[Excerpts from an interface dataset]
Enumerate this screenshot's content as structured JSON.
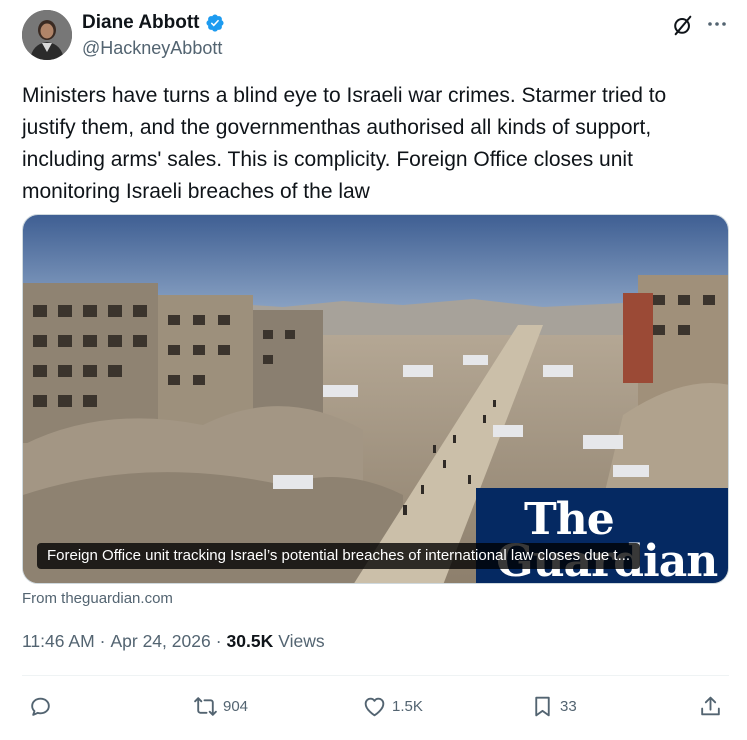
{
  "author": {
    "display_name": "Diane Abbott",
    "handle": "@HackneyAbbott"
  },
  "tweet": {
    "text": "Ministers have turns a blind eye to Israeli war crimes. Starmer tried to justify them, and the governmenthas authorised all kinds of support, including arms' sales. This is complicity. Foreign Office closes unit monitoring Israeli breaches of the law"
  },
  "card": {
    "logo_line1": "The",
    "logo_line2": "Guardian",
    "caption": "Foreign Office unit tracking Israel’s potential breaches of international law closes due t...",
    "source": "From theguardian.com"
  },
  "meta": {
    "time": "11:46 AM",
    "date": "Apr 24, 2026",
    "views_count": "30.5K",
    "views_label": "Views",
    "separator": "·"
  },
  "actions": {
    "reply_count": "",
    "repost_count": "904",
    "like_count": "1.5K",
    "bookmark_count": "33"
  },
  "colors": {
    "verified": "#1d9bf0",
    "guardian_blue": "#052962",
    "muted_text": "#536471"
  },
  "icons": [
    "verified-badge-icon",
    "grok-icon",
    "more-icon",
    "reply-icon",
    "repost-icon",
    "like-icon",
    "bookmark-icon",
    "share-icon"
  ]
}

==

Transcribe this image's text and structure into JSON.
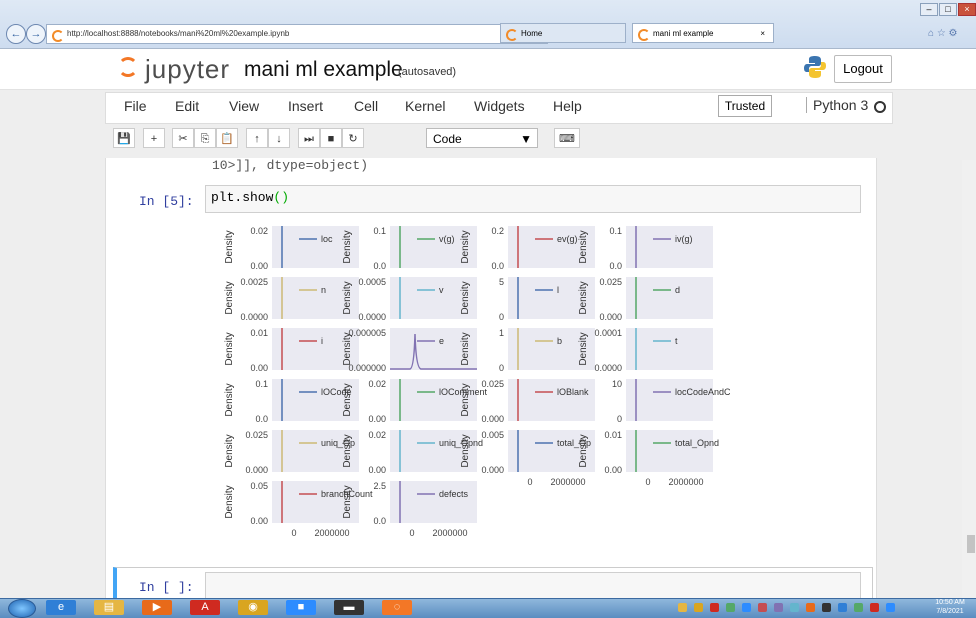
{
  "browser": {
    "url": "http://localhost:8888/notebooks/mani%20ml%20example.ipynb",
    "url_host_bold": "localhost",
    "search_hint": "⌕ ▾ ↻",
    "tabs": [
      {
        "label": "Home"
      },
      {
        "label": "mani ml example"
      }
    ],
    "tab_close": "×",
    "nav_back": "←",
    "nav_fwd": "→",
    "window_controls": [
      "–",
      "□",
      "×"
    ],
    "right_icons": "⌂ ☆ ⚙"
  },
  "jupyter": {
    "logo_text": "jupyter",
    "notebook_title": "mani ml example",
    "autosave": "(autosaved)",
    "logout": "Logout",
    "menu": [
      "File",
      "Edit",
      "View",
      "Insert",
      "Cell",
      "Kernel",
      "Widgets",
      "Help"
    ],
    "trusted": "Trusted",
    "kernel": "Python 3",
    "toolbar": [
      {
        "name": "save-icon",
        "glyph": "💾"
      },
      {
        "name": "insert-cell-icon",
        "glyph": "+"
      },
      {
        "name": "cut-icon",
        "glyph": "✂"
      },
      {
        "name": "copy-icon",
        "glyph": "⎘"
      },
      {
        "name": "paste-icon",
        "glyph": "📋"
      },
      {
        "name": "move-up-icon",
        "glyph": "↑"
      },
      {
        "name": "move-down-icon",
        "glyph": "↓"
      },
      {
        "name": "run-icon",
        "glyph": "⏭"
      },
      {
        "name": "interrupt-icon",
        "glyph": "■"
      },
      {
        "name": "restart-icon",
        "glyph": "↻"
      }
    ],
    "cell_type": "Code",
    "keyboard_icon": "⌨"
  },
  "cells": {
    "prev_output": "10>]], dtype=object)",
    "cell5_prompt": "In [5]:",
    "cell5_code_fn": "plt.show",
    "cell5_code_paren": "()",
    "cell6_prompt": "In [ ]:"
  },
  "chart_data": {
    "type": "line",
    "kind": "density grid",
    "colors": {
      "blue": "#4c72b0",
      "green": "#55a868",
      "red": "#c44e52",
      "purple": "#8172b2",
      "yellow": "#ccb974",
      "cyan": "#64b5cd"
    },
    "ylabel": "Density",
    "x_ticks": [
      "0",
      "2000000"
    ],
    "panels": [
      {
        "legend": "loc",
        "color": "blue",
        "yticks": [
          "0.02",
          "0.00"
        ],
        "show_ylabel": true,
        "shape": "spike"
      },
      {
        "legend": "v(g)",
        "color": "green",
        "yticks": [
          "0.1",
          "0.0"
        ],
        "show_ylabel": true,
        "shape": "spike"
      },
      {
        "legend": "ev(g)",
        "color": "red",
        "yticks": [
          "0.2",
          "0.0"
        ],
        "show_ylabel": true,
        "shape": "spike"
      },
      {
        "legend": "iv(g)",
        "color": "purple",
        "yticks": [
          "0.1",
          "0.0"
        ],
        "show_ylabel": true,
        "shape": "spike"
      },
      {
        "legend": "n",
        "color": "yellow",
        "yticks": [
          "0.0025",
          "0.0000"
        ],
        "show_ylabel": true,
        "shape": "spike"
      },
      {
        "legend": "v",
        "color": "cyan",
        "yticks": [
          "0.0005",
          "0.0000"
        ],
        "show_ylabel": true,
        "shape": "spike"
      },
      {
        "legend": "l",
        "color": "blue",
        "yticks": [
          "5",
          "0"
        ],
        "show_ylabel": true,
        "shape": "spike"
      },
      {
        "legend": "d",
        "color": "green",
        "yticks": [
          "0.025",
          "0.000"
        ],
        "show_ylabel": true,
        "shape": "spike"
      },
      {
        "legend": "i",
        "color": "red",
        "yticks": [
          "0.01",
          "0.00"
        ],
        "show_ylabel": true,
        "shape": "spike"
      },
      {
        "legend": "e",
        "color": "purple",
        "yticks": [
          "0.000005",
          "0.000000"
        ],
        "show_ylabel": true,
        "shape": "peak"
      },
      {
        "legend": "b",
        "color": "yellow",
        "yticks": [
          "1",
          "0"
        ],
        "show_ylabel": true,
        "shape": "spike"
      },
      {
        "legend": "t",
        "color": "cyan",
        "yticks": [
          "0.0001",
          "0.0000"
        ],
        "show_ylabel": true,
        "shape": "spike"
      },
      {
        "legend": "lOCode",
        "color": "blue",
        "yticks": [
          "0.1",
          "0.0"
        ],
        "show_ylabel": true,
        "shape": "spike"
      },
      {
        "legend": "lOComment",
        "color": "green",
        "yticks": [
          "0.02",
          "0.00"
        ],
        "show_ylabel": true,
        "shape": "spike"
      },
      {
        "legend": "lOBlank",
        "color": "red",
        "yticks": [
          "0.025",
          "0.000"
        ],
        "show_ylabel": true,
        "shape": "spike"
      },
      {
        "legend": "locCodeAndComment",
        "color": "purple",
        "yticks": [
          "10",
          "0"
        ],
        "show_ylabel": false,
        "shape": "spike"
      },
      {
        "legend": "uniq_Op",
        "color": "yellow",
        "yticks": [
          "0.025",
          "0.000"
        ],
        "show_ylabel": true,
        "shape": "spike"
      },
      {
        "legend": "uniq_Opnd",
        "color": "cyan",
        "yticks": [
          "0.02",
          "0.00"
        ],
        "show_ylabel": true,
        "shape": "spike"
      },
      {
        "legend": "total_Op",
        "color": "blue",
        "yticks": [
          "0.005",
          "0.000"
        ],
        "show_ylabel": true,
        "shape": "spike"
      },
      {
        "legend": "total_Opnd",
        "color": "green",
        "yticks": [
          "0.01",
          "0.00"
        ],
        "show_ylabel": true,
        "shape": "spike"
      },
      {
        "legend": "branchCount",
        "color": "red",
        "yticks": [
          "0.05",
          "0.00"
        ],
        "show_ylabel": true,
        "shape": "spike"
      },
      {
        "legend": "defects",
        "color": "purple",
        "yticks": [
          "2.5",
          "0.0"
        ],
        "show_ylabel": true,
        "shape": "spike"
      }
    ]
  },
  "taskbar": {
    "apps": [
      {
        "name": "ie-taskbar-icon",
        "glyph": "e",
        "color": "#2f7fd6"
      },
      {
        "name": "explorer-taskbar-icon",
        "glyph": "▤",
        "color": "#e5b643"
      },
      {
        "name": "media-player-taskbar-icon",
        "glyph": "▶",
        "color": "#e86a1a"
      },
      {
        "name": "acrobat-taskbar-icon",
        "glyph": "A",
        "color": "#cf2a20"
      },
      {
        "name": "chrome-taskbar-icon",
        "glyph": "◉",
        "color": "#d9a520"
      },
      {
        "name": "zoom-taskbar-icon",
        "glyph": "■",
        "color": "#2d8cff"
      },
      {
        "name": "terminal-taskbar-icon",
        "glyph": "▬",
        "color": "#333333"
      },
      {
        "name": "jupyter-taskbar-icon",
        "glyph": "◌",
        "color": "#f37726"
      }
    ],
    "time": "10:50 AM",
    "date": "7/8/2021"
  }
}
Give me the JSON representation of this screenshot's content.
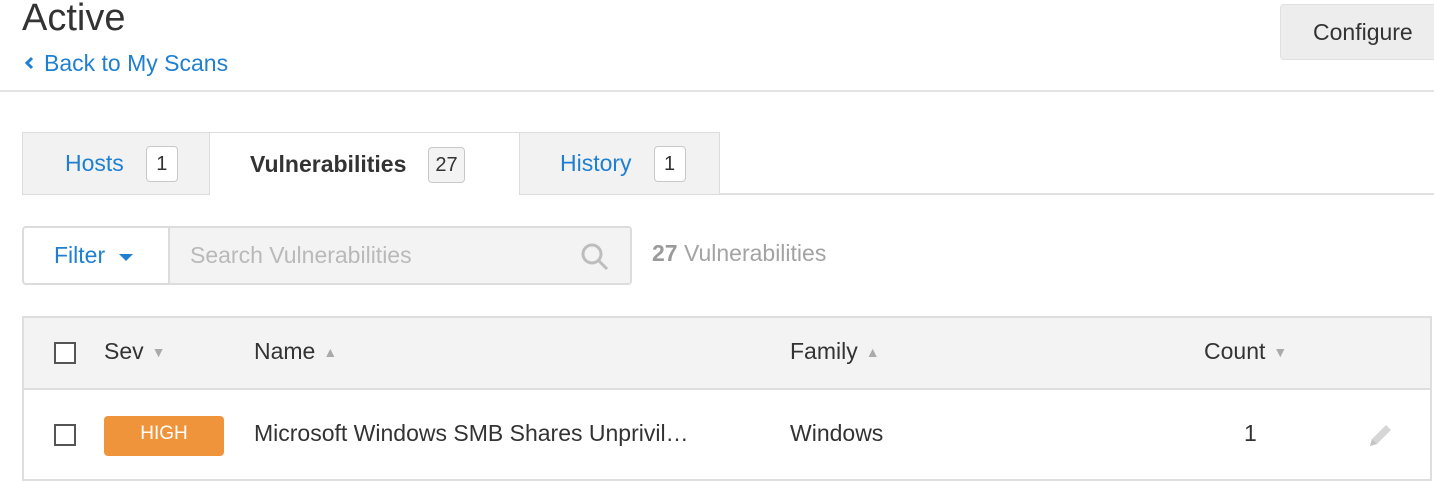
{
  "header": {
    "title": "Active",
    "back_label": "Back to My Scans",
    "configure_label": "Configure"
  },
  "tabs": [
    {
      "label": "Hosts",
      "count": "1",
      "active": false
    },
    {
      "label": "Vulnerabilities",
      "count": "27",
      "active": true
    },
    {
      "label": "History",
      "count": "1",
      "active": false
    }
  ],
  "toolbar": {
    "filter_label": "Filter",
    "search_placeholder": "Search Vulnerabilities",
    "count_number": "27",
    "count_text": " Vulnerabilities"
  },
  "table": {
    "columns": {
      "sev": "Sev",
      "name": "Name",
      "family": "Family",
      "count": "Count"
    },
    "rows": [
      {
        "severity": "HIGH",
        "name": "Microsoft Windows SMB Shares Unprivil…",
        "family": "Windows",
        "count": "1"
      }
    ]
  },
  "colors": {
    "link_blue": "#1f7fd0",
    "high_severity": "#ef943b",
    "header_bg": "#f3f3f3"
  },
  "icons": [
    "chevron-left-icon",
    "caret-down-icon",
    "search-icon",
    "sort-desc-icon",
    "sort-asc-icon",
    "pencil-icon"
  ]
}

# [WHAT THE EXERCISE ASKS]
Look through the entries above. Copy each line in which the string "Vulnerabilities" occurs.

# [SOLUTION TO THIS EXERCISE]
      "label": "Vulnerabilities",
    "search_placeholder": "Search Vulnerabilities",
    "count_text": " Vulnerabilities"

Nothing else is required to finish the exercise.